Stross dusts off the core conceit of Zelazny's Amber, the dream at the core of adult realist fantasy: you wake up one day to discover that, yes! You really are special! In fact you're a very important person indeed in a parallel universe. Here in Boston you might be a business writer for a right-wing Web site; over there, you're a missing duchess. And in fact you fit right in, because all the Best Families from over there have been sending their kids to our universe for Ivy League educations -- a sort of a grand tour -- before they return to their fantastic, feudal responsibilities.

Stross wanted to write a really long story, of which this is the first installment. It has Stross's customary wit and flair.

April 8, 2006 (permalink)


Emanuel Goldberg (1881-1970) was a Russian Jew who earned his doctorate in Chemistry under Wilhelm Ostwald and went on to do very important work in engineering and photography -- including key developments in photochemistry, in the design of the Contax camera, the microdot, the microfiche, and the search engine. His work on a "statistical engine" in the 1930's anticipates (and is in some ways superior to) Vannevar Bush's Memex: astonishingly, he successfully built a prototype and used it in his daily correspondence in running Zeiss-Ikon. Kidnapped and cheated of his position by the Nazi's in the 1930's, he fled to Paris and then to Palestine. Though he lived to see others take the credit and the profits of his inventions, he was by no means forgotten: he received honorary doctorates, medals, the Israel prize, and personal letters from Ben-Gurion.

April 7, 2006 (permalink)

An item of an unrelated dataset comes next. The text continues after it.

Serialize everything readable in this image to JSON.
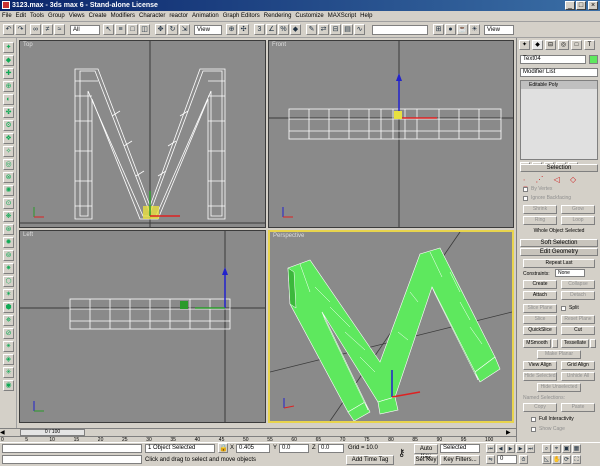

Somehow, I had the impression that this would be fun -- that it'd be a look at the fringes of the music world and make me feel at least a little less negative about the Mid Atlantic states.

Oops.

Lovely writing, and a wretched choice for a long plane trip.

April 7, 2006 (permalink)


Recommended by Hornby in The Believer, this refreshingly direct book can restore your faith in argument about the arts. Carey demolishes a host of common assumptions about the arts, and absolutely skewers efforts since Hegel to show that mass art is inferior to fine art. Does art make us better? No: terrible people make terrific connoisseurs, and very good collections have been amassed by some very bad people.

Then, having demonstrated how generations of writers (Plato, Hegel, Winterson) made fools of themselves trying to show how art is good, Carey brilliantly argues something even harder: that literature is the most powerful and most expressive of the arts. Literature, unlike dance, painting, or theater, can reflect upon and satirize itself; it can do things well that the other arts struggle to do at all.

April 5, 2006 (permalink)


Prep
Curtis Sittenfeld
I think that everything, or at least part of everything that happened to me, started with the Roman architecture mixup.

That's the start of Curtis Sittenfeld's wonderful Prep. It's a singular, graceful, and intelligent book, a fine portrait of growing up that doesn't have the answers and that is suffused with generous affection for characters good and bad. Prep is not about coming of age, though it is (in part) about growing up; it's a nice change to have a book about kids that isn't only about their sexuality. Sittenfeld's kids change gradually, almost imperceptibly, as they go about the all-important business of organizing their cliques and performing their rituals and working up the courage to speak to one another. Change is observed as much in Fiona Lee's classmates as in the protagonist herself; first-year roomate and lifetime social climber Dede

She was a follower, literally a follower -- I often saw her scurrying behind two or three other girls. The strenousness of her efforts made me feel embarrassed for her.

grows (in the shadows of the book, for Fiona and Dede never have much interest in each other) just as much as Fiona, and more slow. The first consciously Iowa-seminar novel I've read and enjoyed, I think, since Mona In The Promised Land, and this book is both bigger and more sustained.

April 2, 2006 (permalink)